__Excerpts from an interface dataset__.
========================================
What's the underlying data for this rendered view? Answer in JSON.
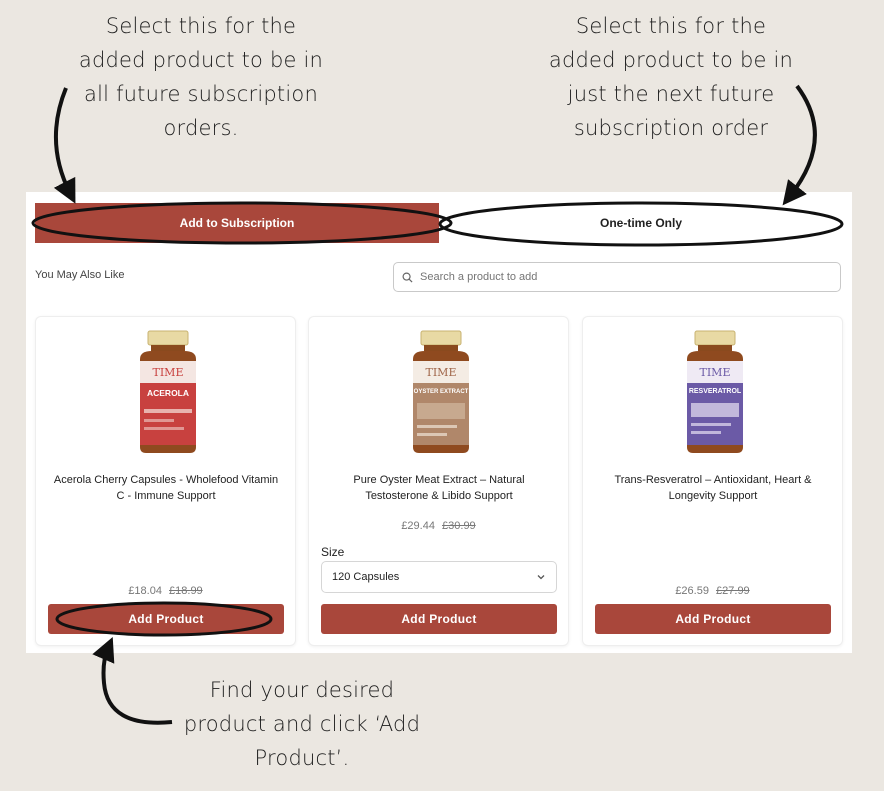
{
  "annotations": {
    "left": [
      "Select this for the",
      "added product to be in",
      "all future subscription",
      "orders."
    ],
    "right": [
      "Select this for the",
      "added product to be in",
      "just the next future",
      "subscription order"
    ],
    "bottom": [
      "Find your desired",
      "product and click  ‘Add",
      "Product’."
    ]
  },
  "tabs": {
    "subscription": "Add to Subscription",
    "one_time": "One-time Only"
  },
  "section_title": "You May Also Like",
  "search": {
    "placeholder": "Search a product to add",
    "icon": "search-icon"
  },
  "products": [
    {
      "name": "Acerola Cherry Capsules - Wholefood Vitamin C - Immune Support",
      "price": "£18.04",
      "old_price": "£18.99",
      "button": "Add Product",
      "bottle_brand": "TIME",
      "bottle_label": "ACEROLA",
      "label_color": "#c8413f"
    },
    {
      "name": "Pure Oyster Meat Extract – Natural Testosterone & Libido Support",
      "price": "£29.44",
      "old_price": "£30.99",
      "size_label": "Size",
      "size_value": "120 Capsules",
      "button": "Add Product",
      "bottle_brand": "TIME",
      "bottle_label": "OYSTER EXTRACT",
      "label_color": "#b0876a"
    },
    {
      "name": "Trans-Resveratrol – Antioxidant, Heart & Longevity Support",
      "price": "£26.59",
      "old_price": "£27.99",
      "button": "Add Product",
      "bottle_brand": "TIME",
      "bottle_label": "RESVERATROL",
      "label_color": "#6b5aa6"
    }
  ],
  "colors": {
    "accent": "#a9473b",
    "background": "#ebe7e1"
  }
}
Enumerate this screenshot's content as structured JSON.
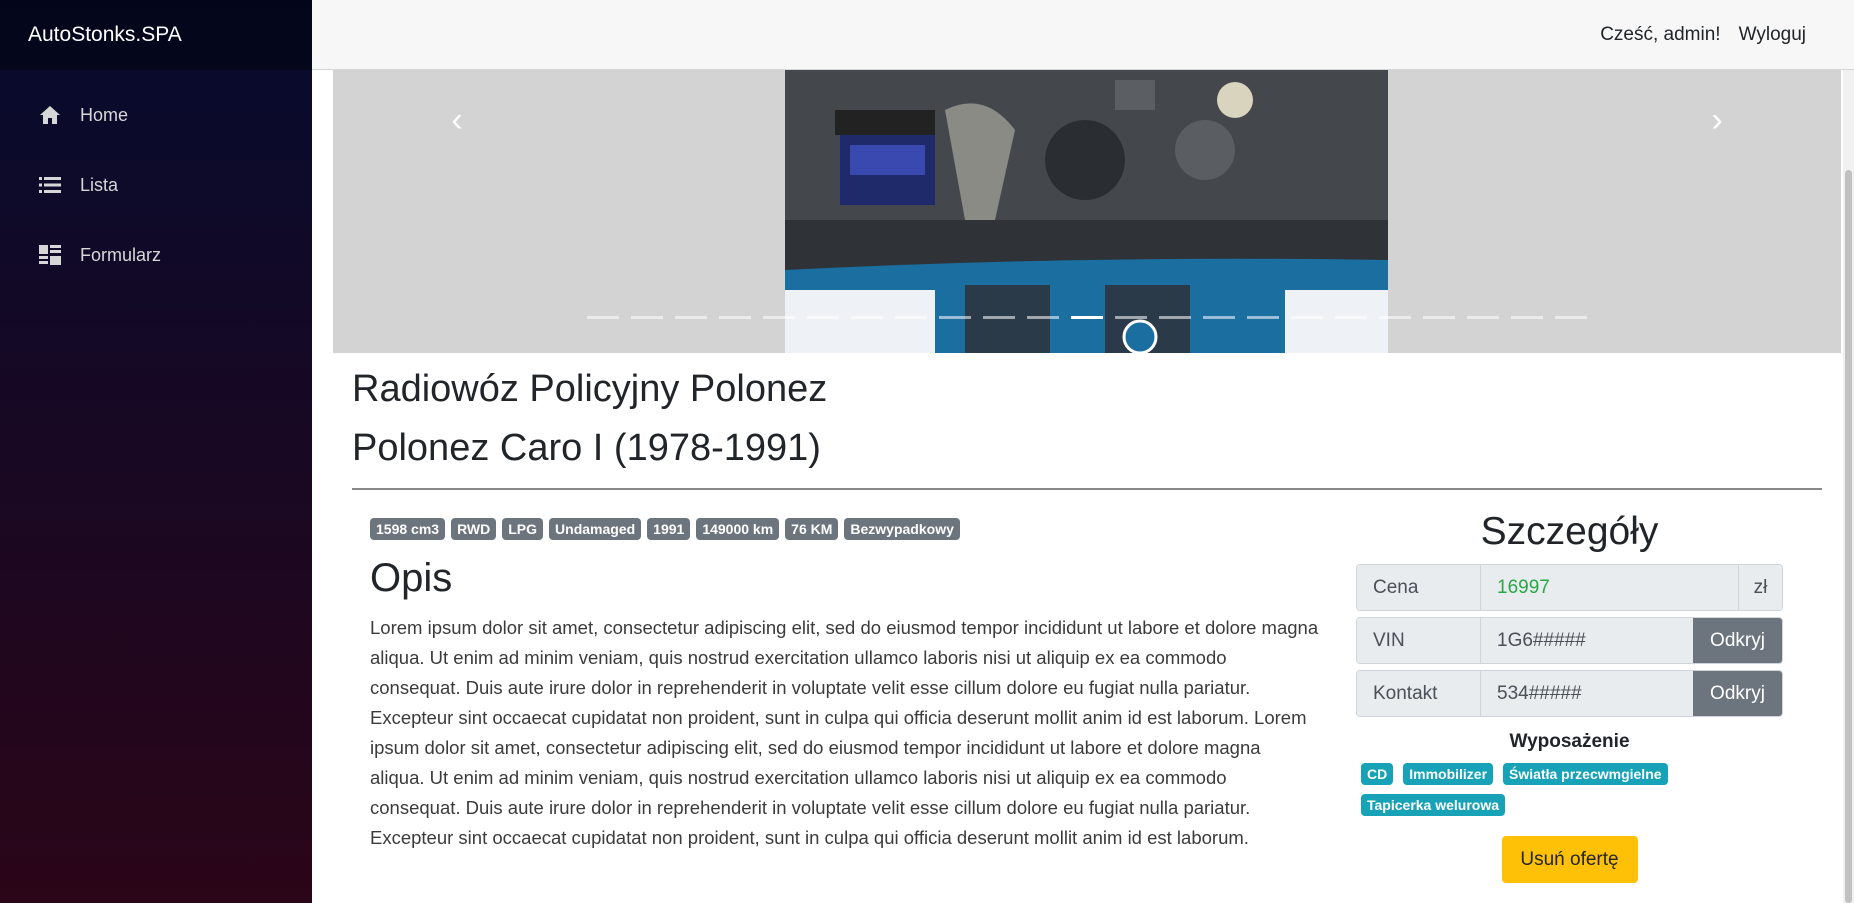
{
  "app": {
    "brand": "AutoStonks.SPA"
  },
  "sidebar": {
    "items": [
      {
        "label": "Home",
        "icon": "home-icon"
      },
      {
        "label": "Lista",
        "icon": "list-icon"
      },
      {
        "label": "Formularz",
        "icon": "form-icon"
      }
    ]
  },
  "header": {
    "greeting": "Cześć, admin!",
    "logout": "Wyloguj"
  },
  "carousel": {
    "prev_icon": "chevron-left-icon",
    "next_icon": "chevron-right-icon"
  },
  "listing": {
    "title_line1": "Radiowóz Policyjny Polonez",
    "title_line2": "Polonez Caro I (1978-1991)",
    "badges": [
      "1598 cm3",
      "RWD",
      "LPG",
      "Undamaged",
      "1991",
      "149000 km",
      "76 KM",
      "Bezwypadkowy"
    ],
    "opis_heading": "Opis",
    "opis_text": "Lorem ipsum dolor sit amet, consectetur adipiscing elit, sed do eiusmod tempor incididunt ut labore et dolore magna aliqua. Ut enim ad minim veniam, quis nostrud exercitation ullamco laboris nisi ut aliquip ex ea commodo consequat. Duis aute irure dolor in reprehenderit in voluptate velit esse cillum dolore eu fugiat nulla pariatur. Excepteur sint occaecat cupidatat non proident, sunt in culpa qui officia deserunt mollit anim id est laborum. Lorem ipsum dolor sit amet, consectetur adipiscing elit, sed do eiusmod tempor incididunt ut labore et dolore magna aliqua. Ut enim ad minim veniam, quis nostrud exercitation ullamco laboris nisi ut aliquip ex ea commodo consequat. Duis aute irure dolor in reprehenderit in voluptate velit esse cillum dolore eu fugiat nulla pariatur. Excepteur sint occaecat cupidatat non proident, sunt in culpa qui officia deserunt mollit anim id est laborum."
  },
  "details": {
    "heading": "Szczegóły",
    "price_label": "Cena",
    "price_value": "16997",
    "price_suffix": "zł",
    "vin_label": "VIN",
    "vin_value": "1G6#####",
    "vin_button": "Odkryj",
    "contact_label": "Kontakt",
    "contact_value": "534#####",
    "contact_button": "Odkryj",
    "equipment_heading": "Wyposażenie",
    "equipment": [
      "CD",
      "Immobilizer",
      "Światła przecwmgielne",
      "Tapicerka welurowa"
    ],
    "delete_button": "Usuń ofertę"
  },
  "colors": {
    "sidebar_top": "#060b2e",
    "sidebar_bottom": "#2b0518",
    "badge_secondary": "#6c757d",
    "badge_info": "#17a2b8",
    "price_green": "#28a745",
    "warning": "#ffc107"
  }
}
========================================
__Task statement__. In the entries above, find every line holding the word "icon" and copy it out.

__Result for this task__.
    "icon": "search-icon"
        "icon": "home-icon"
        "icon": "list-icon"
        "icon": "form-icon"
    "prev_icon": "chevron-left-icon",
    "next_icon": "chevron-right-icon"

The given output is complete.